Given all this, modern critics have found a lot to chew on in the constantly shifting sexuality of the characters of such plays as As You Like It. First, there is the situation of Rosalind: dressed as a young man, she is referred to as a “pretty youth” by many of the characters, and seems to be regarded as a very girlish sort of boy. Her simultaneous rejection of and flirtation with Phoebe raises the bar: Rosalind seems to be enjoying playing the role of the disdainful lover – and as for Phoebe, what does it mean that she falls in love with a girl dressed as a boy? Orlando’s romantic involvement with “Ganymede” raises even more interesting questions: how do we define a romantic relationship between a young man and (apparently) another young man, who’s behaving like a woman so the two can enact a traditional flirtation and courtship? The name of Rosalind’s alter ego is also extremely provocative -the “Ganymede” of Greek myth was a beautiful boy who was kidnapped by Jupiter, the king of the gods, in order to make him his lover. In Shakespeare’s day, the word was commonly used to refer to young men who engaged in homosexual romances.

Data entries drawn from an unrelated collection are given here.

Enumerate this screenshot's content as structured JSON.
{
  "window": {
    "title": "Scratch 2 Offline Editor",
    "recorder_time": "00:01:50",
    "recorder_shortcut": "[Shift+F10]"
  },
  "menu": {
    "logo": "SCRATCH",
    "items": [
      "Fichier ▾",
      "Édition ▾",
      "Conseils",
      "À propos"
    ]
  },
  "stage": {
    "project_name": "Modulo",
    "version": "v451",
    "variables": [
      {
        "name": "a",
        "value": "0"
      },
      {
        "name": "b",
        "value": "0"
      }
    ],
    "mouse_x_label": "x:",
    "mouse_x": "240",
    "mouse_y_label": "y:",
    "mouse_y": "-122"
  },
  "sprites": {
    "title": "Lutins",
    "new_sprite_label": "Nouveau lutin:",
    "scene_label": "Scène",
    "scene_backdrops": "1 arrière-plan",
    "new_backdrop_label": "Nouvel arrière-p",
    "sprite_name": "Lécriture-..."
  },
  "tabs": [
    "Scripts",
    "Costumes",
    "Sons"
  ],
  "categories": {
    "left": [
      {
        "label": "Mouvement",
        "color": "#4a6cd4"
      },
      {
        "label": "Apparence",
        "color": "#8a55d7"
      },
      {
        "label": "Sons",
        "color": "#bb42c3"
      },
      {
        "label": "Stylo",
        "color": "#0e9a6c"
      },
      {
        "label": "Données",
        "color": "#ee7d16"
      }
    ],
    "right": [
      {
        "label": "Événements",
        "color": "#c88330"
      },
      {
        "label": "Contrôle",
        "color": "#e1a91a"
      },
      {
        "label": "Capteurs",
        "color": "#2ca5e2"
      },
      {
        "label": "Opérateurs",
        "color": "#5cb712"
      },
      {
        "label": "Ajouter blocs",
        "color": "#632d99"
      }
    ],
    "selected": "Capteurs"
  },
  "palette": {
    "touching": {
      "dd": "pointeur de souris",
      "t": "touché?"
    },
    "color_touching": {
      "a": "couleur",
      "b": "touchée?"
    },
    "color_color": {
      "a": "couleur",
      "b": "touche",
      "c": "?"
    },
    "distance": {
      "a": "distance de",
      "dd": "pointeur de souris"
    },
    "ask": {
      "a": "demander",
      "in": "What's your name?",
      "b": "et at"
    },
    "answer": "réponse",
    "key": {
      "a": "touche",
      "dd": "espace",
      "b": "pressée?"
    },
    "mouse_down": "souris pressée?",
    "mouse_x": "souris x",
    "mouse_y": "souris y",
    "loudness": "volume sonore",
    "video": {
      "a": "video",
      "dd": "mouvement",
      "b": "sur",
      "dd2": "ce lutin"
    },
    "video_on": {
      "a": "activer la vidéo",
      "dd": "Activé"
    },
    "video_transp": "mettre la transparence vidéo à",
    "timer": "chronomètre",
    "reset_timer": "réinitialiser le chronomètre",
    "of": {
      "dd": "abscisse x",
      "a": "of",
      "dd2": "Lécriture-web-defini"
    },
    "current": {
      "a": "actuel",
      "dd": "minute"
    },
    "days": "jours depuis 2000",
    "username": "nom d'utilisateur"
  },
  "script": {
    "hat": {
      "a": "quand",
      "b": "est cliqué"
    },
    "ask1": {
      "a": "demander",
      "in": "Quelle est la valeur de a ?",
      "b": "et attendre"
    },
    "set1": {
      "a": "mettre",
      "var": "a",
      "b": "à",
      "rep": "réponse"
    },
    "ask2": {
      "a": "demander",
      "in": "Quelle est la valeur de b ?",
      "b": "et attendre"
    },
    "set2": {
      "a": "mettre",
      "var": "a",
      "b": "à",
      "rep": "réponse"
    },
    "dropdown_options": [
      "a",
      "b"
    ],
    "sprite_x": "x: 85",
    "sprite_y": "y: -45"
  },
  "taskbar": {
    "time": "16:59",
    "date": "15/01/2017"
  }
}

Other readers and critics point out the unusually strong relationship between Rosalind and Celia, who follows Rosalind into exile much as wives or lovers traditionally did – as Charles says of them in Scene 1.1, “never two ladies loved as they do.” The closeness of this relationship, which fades into the background as the play progresses and male love interests take over their attention, echoes relationships like that of Helena and Hermia in A Midsummer Night’s Dream. It also suggests – as does that between “Ganymede” and Orlando – the extremely close, largely unresolved male-male relationships which appear in a number of Shakespeare’s plays -Antonio and Bassanio in The Merchant of Venice, for instance, or Sebastian and Antonio in Twelfth Night. Often, in these friendships, one character seems to be jealous or bitter when the other develops an interest in marriage. Celia’s attitude toward Orlando, at least before Oliver shows up, is reminiscent of these relationships.